The cringe-making bit which gets me though, is the crossword composer’s “internationally renown” assertion. Is he serious?
The show was cancelled this year thanks to the sainted one’s edict, enforcing a monastic lifestyle. Can we assume given this “internationally renown assertion” that as a result of the cancellation, they’re mourning in Malawi, grieving in Grenada and weeping in Wyoming at this dreadful catastrophe. Or is it more probable that of the circa 8 billion people in the world, perhaps 10 foreigners, God only knows why, may be aware of this WOW event?
With our small size and remoteness we’ve always suffered from an acute sensitivity, about our significance, perfectly illustrated this year with our grossly hyperbolic newspaper claims that the world’s in awe of Jacinda.
We’ve always suffered from this inferiority complex, for that is what it is. Back in 1950 as a small boy I was dragged along by my parents and with thousands of others we stood in a park and listened to a racket by a bloke called Ken Smith, playing a bloody cornet. Why? Because he was allegedly an internationally renown cornet player, this a claim with no meaningful validity. He toured the nation pulling huge crowds, all awe-struck at his totally exaggerated international renown.
We’ve grown up since and today, far from embarking on a free national tour and pulling tens of thousands of sufferers, he’d be prosecuted for disturbing the peace, and rightly so.
Three years on in 1953, again with my family, we stood on Parliament grounds with thousands of others and cheered when Prime Minister Syd Holland emerged with the Queen and Duke and announced a New Zealander had conquered Everest.

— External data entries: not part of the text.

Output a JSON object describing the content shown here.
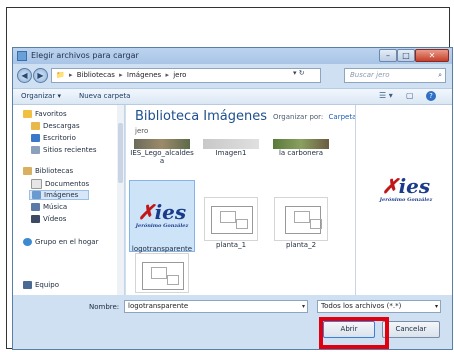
{
  "window": {
    "title": "Elegir archivos para cargar",
    "min_glyph": "–",
    "max_glyph": "□",
    "close_glyph": "✕"
  },
  "address": {
    "back_glyph": "◀",
    "forward_glyph": "▶",
    "crumbs": [
      "Bibliotecas",
      "Imágenes",
      "jero"
    ],
    "sep": "▸",
    "refresh_glyph": "▾  ↻",
    "search_placeholder": "Buscar jero",
    "search_glyph": "⌕"
  },
  "toolbar": {
    "organize": "Organizar ▾",
    "new_folder": "Nueva carpeta",
    "view_glyph": "☰ ▾",
    "pane_glyph": "▢",
    "help_glyph": "?"
  },
  "sidebar": {
    "favorites": "Favoritos",
    "descargas": "Descargas",
    "escritorio": "Escritorio",
    "recientes": "Sitios recientes",
    "libraries": "Bibliotecas",
    "documentos": "Documentos",
    "imagenes": "Imágenes",
    "musica": "Música",
    "videos": "Vídeos",
    "homegroup": "Grupo en el hogar",
    "equipo": "Equipo"
  },
  "main": {
    "title": "Biblioteca Imágenes",
    "subtitle": "jero",
    "arrange_label": "Organizar por:",
    "arrange_value": "Carpeta ▾",
    "files_row1": [
      "IES_Lego_alcaldes a",
      "Imagen1",
      "la carbonera"
    ],
    "files_row2": [
      "logotransparente",
      "planta_1",
      "planta_2"
    ]
  },
  "logo": {
    "text": "ies",
    "x": "✗",
    "sub": "Jerónimo González"
  },
  "footer": {
    "filename_label": "Nombre:",
    "filename_value": "logotransparente",
    "filter_value": "Todos los archivos (*.*)",
    "open_label": "Abrir",
    "cancel_label": "Cancelar",
    "dropdown_glyph": "▾"
  },
  "colors": {
    "highlight": "#e00010",
    "logo_blue": "#1a3a8a",
    "logo_red": "#c01818"
  }
}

Today, the Queen turning out might pull at best 20 deranged old ladies. Most of us would say Ed Hilary was our most famous product. Nowadays, each year, thousands of people, God only knows why, are escorted up to the top of Everest and Ed’s feat has lost its lustre. It’s a nice earner for Nepal though, if I had such an urge, I’d hire a helicopter.
Kiri is internationally known in opera circles, so too the All Blacks in sporting circles. Otherwise we’re rightly insignificant. But note this. In an article on New Zealand in the weekend Financial Times a month back, a columnist remarked on our safe haven (from the virus) advantages, a point lost on our government, thus its absurdly damaging dictatorial over-reaction.
But the article went on to point out that we’re a fairly dull, low wage nation and as a consequence our best and brightest, specifically an eighth of our population, is lost abroad, never to return. It’s true. New Zealand born people in all fields of achievement, can be found literally everywhere nowadays, never to return.
This is a third world nation phenomenon, most notably in the medical field. Britain’s vaunted National Health Service would collapse without its foreign-born doctors (50%) while its nurses comprise about 60% foreign born girls. Well, we’re no different, exporting our best talent, and kidding ourselves we’re a source of envy. What to do about it, you ask?
John Key wanted to make us an international banking centre, based in Auckland. With Hong Kong in trouble that might possibly work although I doubt it as the bankers would refuse to come. We saw that illustrated during the Brexit battle. London’s vociferous Remainder faction constantly warned Britain would lose this principal foreign exchange earner to Frankfurt, Paris and Zurich. In fact, what happened was the bankers refused to shift, excepting Paris, on the grounds of boredom. With Paris, punitive taxes and oppressive regulations made that destination a non-starter.
So we’re essentially a rather bland breeding ground of talent for the rest of the world. Does it matter? Probably not, but it does lead to a compensatory self-delusion, illustrated by the ridiculous claim that the World of Wearable Art event is world famous.